The battle over the next generation of DVD players just got another entrant: the virtual multilayer disc (VMD). VMD is a high quality format with built-in copyright protection designed for next-generation optical media.
New Medium Enterprises demonstrated its VMD technology at the CeBIT trade show in Germany. The 20GB high definition VMD uses red laser infrastructure, just like current DVDs, instead of the blue rays that characterize HD-DVD and Blu-ray formats.
VMD drives are identical to current DVD drives. The only additional equipment needed is a high definition encoder.
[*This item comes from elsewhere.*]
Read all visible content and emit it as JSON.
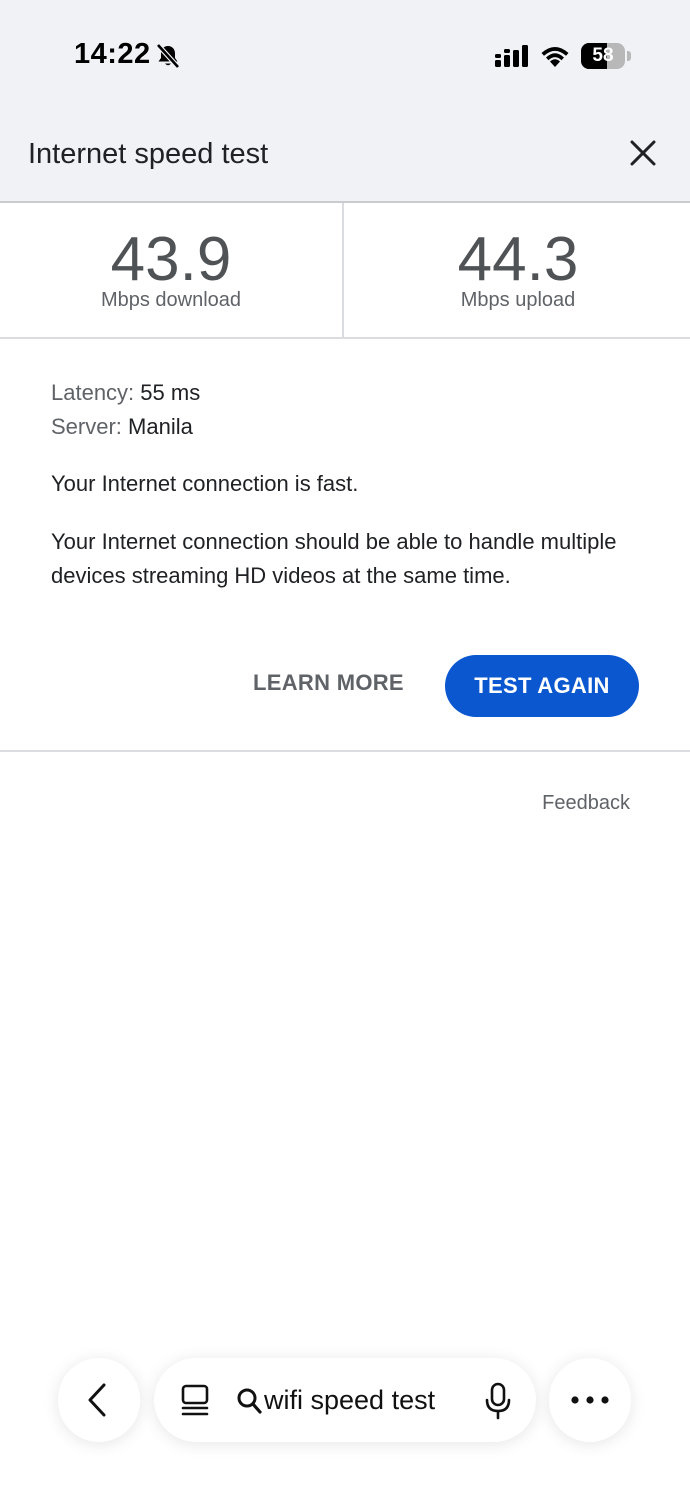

That means VMD is inherently backward-compatible, with the ability to read all previous DVD formats.
Red Ray, Blue Ray
New Medium Enterprises believes red rays will win the DVD standards battle, despite the advantages of blue rays.
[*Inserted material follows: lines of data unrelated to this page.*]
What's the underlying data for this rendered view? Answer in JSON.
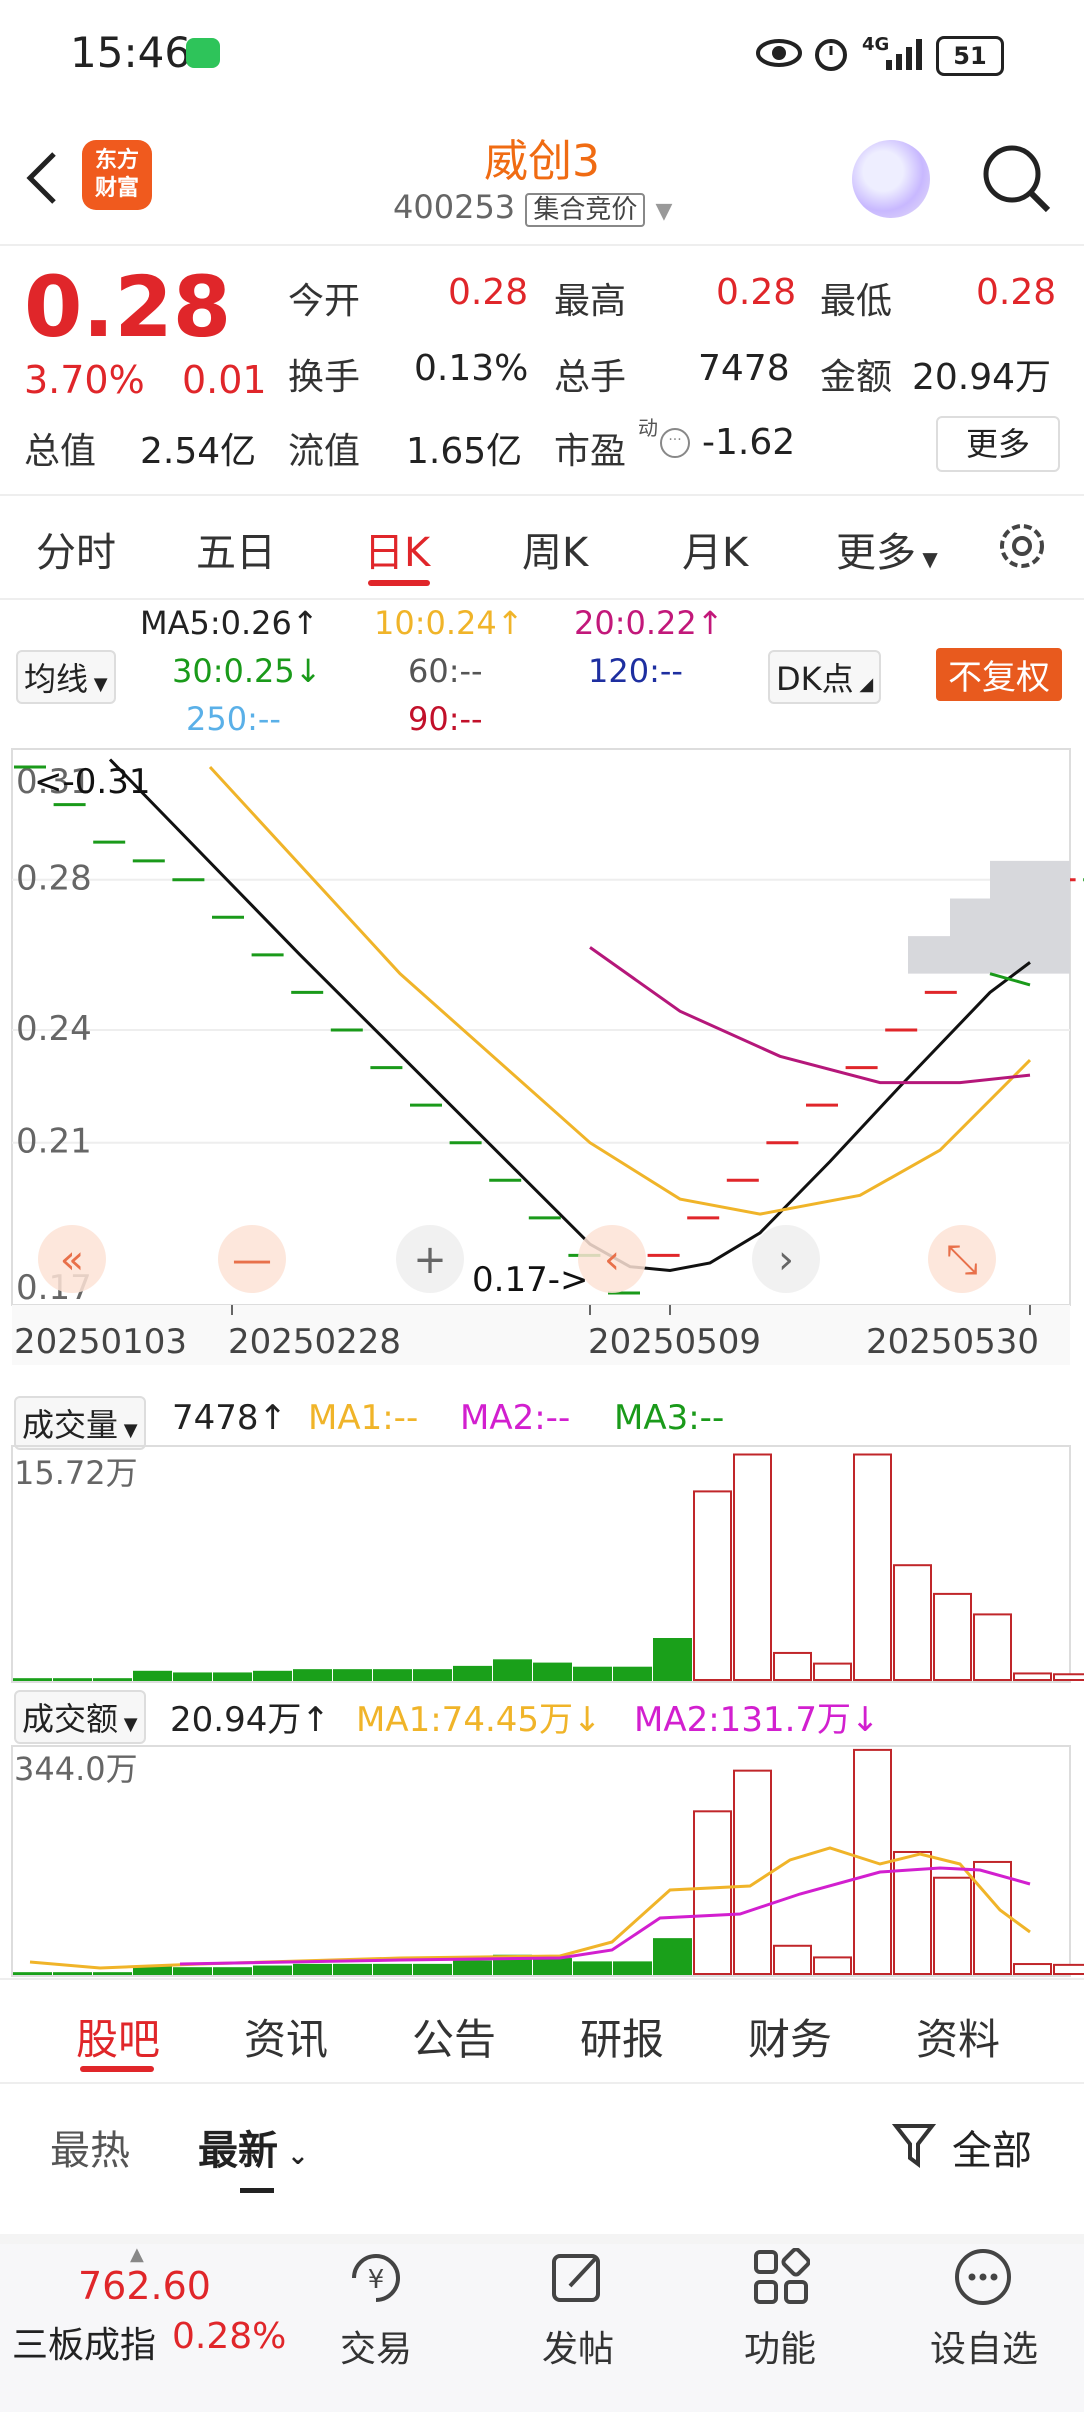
{
  "status_bar": {
    "time": "15:46",
    "network": "4G",
    "battery": "51"
  },
  "header": {
    "title": "威创3",
    "code": "400253",
    "tag": "集合竞价",
    "logo_text_1": "东方",
    "logo_text_2": "财富"
  },
  "quote": {
    "price": "0.28",
    "change_pct": "3.70%",
    "change": "0.01",
    "fields": [
      {
        "label": "今开",
        "value": "0.28"
      },
      {
        "label": "最高",
        "value": "0.28"
      },
      {
        "label": "最低",
        "value": "0.28"
      },
      {
        "label": "换手",
        "value": "0.13%"
      },
      {
        "label": "总手",
        "value": "7478"
      },
      {
        "label": "金额",
        "value": "20.94万"
      },
      {
        "label": "总值",
        "value": "2.54亿"
      },
      {
        "label": "流值",
        "value": "1.65亿"
      },
      {
        "label": "市盈",
        "value": "-1.62"
      }
    ],
    "pe_sup": "动",
    "more": "更多"
  },
  "period_tabs": [
    "分时",
    "五日",
    "日K",
    "周K",
    "月K",
    "更多"
  ],
  "ma_panel": {
    "dropdown": "均线",
    "ma5": "MA5:0.26↑",
    "ma10": "10:0.24↑",
    "ma20": "20:0.22↑",
    "ma30": "30:0.25↓",
    "ma60": "60:--",
    "ma120": "120:--",
    "ma250": "250:--",
    "ma90": "90:--",
    "dk": "DK点",
    "fq": "不复权"
  },
  "kline": {
    "y_ticks": [
      "0.31",
      "0.28",
      "0.24",
      "0.21",
      "0.17"
    ],
    "x_ticks": [
      "20250103",
      "20250228",
      "20250509",
      "20250530"
    ],
    "high_marker": "<-0.31",
    "low_marker": "0.17->"
  },
  "volume": {
    "dropdown": "成交量",
    "value": "7478↑",
    "ma1": "MA1:--",
    "ma2": "MA2:--",
    "ma3": "MA3:--",
    "max": "15.72万"
  },
  "amount": {
    "dropdown": "成交额",
    "value": "20.94万↑",
    "ma1": "MA1:74.45万↓",
    "ma2": "MA2:131.7万↓",
    "max": "344.0万"
  },
  "content_tabs": [
    "股吧",
    "资讯",
    "公告",
    "研报",
    "财务",
    "资料"
  ],
  "sort": {
    "hot": "最热",
    "new": "最新",
    "filter": "全部"
  },
  "bottom_nav": {
    "index_value": "762.60",
    "index_name": "三板成指",
    "index_pct": "0.28%",
    "items": [
      "交易",
      "发帖",
      "功能",
      "设自选"
    ]
  },
  "chart_data": {
    "type": "bar",
    "note_series": "K-line daily candles (flat single-price days) and volume",
    "kline_prices": [
      0.31,
      0.3,
      0.29,
      0.285,
      0.28,
      0.27,
      0.26,
      0.25,
      0.24,
      0.23,
      0.22,
      0.21,
      0.2,
      0.19,
      0.18,
      0.17,
      0.18,
      0.19,
      0.2,
      0.21,
      0.22,
      0.23,
      0.24,
      0.25,
      0.26,
      0.27,
      0.28,
      0.28,
      0.27
    ],
    "ylim": [
      0.17,
      0.31
    ]
  }
}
The color of the laser determines the size of the laser dot on the disc’s recording layer. The size of the dot is important because it, in turn, determines the amount of space required to store data. Since blue is a shorter wavelength, its dot is smaller and allows for more data storage.
The Promise of Greater Storage
New Medium Enterprises attempts to circumvent the blue ray advantage with its multilayered approach. Adding more layers to the disc increases its capacity without sacrificing the standard red ray DVD technology. the company said.
Today’s DVDs can store 4.7GB of data. HD-DVD offers 15GB of storage and Blu-ray offers 25GB. New Medium Enterprises reports pushing the storage limit to 50GB with its red ray, 10-layered alternative.
It’s not just about larger capacity disks, though, said IDC Associate Research Analyst Josh Martin. There are other issues that hinder the adoption of red ray technologies, namely digital rights management and industry buy-in.
“Red laser DVDs do not have robust digital rights management that the Hollywood studios, which obviously are the primary driving factor in these formats, demand in a DVD format,” Martin told TechNewsWorld.
The Price Is Right
VMD’s production costs, however, are an advantage. Costs to produce VMDs would be comparable to mass-manufacturing costs of current DVD components, according to New Medium Enterprises.
That translates to cheaper DVD players for consumers. The VMD approach would keep the next generation of DVD players priced at around US$150. The first generation of blue ray players will come online at $500 to $1000.
That might make a difference in China and India, said Michelle Abraham, principal analyst at In-Stat Group, but it won’t make much difference stateside.
“The success of competing formats depends on the availability of content. If the content from Hollywood studios is only available in one of the blue laser formats, then I don’t see the other technologies being successful,” Abraham told TechNewsWorld.
It’s a Blue World
Ultimately, analysts agree that a blue laser product standard will emerge as the winner, though red laser technologies may catch on in Asian countries. Abraham compares it to video CD players that took off in Southeast Asia but never gained momentum in the rest of the world.
“Video CD players weren’t necessarily supported by the Hollywood studios, but Indian and Chinese movie studios made content available and people were willing to buy them,” Abraham noted. “I think you could see, to that extent, more than one standard.”